Encyclopedia of Death and Dying
Encyclopedia of Death and Dying. Edited by Glennys Howarth and Oliver Leaman. London and New York: Routledge, 2001. 534 pp. B/W illus. 100.00 [pounds sterling] (hbk). ISBN 0-415-18825-3
This book appears at a time when the interest of both the public and the disciplines represented in the volume are turning increasingly to questions of death and dying, alongside a renewed interest in the study of religion, new religions, and esoterica. This volume, which attempts to offer something to both the specialist and the educated layman, will be received with interest by both. Such an undertaking has to overcome several difficulties. One of them is length: in the case of such a wide-ranging topic it is impossible to select the most important items objectively within a length of 534 pages. Religious studies, psychology, medical science, folklore, art history, literature, musicology, and many other disciplines have something distinctive and new to say about the subject, while the target audience, the cultivated layman, is most interested in those questions of death and dying that most affect everyday life. Besides the specifically disciplinary questions, ample space has to be dedicated to the thanatology of everyday life: the relationship to death, palliative care, the hospice movement, techniques of coping with death and mourning, the historically changing concepts of good and bad death, various forms of violent death and vengeance. All these layers can be found in this encyclopaedia.

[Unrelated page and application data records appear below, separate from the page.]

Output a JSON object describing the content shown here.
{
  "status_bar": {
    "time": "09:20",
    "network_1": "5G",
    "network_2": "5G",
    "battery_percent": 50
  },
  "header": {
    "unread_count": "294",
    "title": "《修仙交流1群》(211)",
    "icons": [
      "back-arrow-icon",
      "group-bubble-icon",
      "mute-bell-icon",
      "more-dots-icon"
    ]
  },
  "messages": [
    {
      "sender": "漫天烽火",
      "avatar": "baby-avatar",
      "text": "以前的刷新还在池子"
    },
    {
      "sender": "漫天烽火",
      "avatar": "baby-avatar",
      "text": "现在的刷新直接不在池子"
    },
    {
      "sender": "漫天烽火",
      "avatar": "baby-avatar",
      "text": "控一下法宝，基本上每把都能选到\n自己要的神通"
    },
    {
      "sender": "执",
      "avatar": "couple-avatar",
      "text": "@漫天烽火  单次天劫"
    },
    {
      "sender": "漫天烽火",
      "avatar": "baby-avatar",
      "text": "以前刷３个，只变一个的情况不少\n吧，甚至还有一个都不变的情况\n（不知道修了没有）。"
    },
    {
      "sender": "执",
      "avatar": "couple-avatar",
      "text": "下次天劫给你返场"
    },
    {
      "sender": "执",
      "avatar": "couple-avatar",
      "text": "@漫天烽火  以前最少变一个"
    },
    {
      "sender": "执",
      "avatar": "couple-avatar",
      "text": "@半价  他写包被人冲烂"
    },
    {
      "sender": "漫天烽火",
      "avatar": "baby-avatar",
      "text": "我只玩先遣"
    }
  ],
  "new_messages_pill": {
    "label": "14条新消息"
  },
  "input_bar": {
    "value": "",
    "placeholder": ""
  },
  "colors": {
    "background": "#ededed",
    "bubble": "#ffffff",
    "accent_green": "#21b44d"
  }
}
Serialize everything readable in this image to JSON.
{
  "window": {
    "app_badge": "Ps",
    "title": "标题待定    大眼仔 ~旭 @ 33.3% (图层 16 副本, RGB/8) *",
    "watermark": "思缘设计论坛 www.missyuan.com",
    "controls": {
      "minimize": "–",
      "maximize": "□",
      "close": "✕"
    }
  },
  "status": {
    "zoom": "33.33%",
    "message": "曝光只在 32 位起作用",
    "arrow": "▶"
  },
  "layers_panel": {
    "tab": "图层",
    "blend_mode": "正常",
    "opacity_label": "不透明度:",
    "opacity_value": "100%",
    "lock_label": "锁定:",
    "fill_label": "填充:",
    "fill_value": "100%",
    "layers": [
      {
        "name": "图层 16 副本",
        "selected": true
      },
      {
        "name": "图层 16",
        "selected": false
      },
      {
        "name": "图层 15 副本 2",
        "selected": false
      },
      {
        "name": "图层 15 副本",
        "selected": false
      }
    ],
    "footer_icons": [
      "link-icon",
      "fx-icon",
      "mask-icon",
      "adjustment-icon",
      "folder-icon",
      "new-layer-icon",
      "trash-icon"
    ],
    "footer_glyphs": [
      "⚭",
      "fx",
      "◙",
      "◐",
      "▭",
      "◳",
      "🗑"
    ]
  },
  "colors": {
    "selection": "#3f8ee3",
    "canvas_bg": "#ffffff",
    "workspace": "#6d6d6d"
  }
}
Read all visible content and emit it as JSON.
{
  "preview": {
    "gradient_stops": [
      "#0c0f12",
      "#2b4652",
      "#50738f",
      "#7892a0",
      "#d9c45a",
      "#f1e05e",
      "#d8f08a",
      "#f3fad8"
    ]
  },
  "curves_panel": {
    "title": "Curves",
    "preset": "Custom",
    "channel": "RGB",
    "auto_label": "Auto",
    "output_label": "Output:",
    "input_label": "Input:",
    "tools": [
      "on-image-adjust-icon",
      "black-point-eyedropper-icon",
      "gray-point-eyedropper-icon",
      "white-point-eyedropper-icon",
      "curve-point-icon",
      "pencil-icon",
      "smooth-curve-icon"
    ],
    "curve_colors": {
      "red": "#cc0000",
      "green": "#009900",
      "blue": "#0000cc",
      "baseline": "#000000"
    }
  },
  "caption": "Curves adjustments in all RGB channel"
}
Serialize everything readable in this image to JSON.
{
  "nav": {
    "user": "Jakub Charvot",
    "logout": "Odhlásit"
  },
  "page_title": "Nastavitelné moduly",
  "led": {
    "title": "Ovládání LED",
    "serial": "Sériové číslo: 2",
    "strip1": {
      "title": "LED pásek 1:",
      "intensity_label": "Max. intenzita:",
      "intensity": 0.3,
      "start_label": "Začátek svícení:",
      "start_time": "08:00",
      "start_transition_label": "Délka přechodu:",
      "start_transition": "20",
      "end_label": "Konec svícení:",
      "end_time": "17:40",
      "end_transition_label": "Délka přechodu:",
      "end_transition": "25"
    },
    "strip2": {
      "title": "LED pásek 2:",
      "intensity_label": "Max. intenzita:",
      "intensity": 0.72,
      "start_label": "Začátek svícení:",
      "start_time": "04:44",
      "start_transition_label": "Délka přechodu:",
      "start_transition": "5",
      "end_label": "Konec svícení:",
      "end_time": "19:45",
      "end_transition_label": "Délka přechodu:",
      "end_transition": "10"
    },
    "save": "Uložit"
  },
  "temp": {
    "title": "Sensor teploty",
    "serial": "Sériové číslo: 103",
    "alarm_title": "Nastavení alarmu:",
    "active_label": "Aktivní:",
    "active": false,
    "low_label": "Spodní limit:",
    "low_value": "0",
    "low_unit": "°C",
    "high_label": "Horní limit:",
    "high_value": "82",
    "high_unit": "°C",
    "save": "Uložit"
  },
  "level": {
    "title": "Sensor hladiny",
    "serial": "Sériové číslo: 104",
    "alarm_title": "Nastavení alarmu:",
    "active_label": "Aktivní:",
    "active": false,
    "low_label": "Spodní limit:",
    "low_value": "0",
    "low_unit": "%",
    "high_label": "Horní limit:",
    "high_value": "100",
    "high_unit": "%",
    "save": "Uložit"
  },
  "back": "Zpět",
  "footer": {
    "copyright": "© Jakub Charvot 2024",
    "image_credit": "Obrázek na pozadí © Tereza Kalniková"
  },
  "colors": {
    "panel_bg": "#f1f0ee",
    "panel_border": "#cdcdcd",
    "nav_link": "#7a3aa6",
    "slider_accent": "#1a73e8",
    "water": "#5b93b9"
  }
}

Thanks to the wide array of experts brought together from a variety of fields, the main strength of the volume is its multifacetedness. Besides articles on the practical, everyday aspects of thanatology, most of the book is taken up by the medical and health aspects of death (e.g., questions of the causes of death, deadly diseases, epidemics), the psychology of death and dying, the psychology of religion (subjective psychological processes, communication with the dead, spiritual healing, spiritualism and other related sects and movements), and finally the area of cultural history, ethnography, and ethnology. Questions of the culture of death are primarily limited to European Christianity and only go beyond this circle in the case of a few central questions about the ethnology of religion. The ethnographic, folklore articles provide a description of European (primarily English) death rituals, supplemented by a few summary articles (e.g., “Ceremonies”) that provide an overview of the rituals of various peoples and eras.
At the centre of the description of European rites and beliefs are the traditions of folk culture (e.g., laying out, mourning, unbaptised, stillborn, etc.), along with the relevant dogmas and liturgical prescriptions of Christianity. All this is rounded out by articles on cultural history (e.g., the story of death, ars moriendi, danse macabre) and Christian religious history (e.g., dying saints and martyrs). Cemeteries, tombs, and mausoleums are described from the point of view of art history and archaeology. Under the heading “art history” we also find a historical overview of the art of death.
The question of burial methods appears as one of the key problems of archaeology and the ethnology of religion. The mythological material and the spirit world of European folklore (e.g., ghosts, vampires, or supernatural death messengers) and gods and myths of death appear in this context too. The most important theoretical framework is provided by detailed articles discussing basic religious ethnological concepts: rites of passage, sacrifice, mourning, ancestors, animism, etc. Separate entries discuss the works of some leading researchers relating to death (van Gennep, Robert Hertz, Victor Turner, etc.) The cultural background also includes death-related aspects of literature, art and music.
One of the dilemmas of encyclopaedia editors can be the problem of the general and the particular; that is to say, what should be presented as detailed, individual case studies. Here this problem appears in the choices made about which countries should be presented individually. The somewhat arbitrary choice here fell on English-speaking countries and a few other “big” countries (such as Russia). To some degree the index redresses the balance, since at least in the form of references many countries of the world appear from Egypt to Serbia. Naturally, the group of authors hailing from many different directions could not create a very coherent work, and in places the encyclopaedia is lopsided, with some of the choices seeming arbitrary. However, this general problem of the volume is enlivened by a few apparently illogical digressions and unclassifiable curiosities (e.g., the embalming of holy animals, famous murderers and suicides).
This is a successful encyclopaedia that contains a few subjective choices and at times even a few errors, but is able to answer common questions in an efficient and professional manner in its thanatological articles. Researchers of death will find the volume informative on the most important research questions of the various fields studying death; this is also served by the carefully selected bibliographies (and further reading). The rich and informative illustrations also supplement well the material presented in the text.
COPYRIGHT 2004 Folklore Society
COPYRIGHT 2004 Gale Group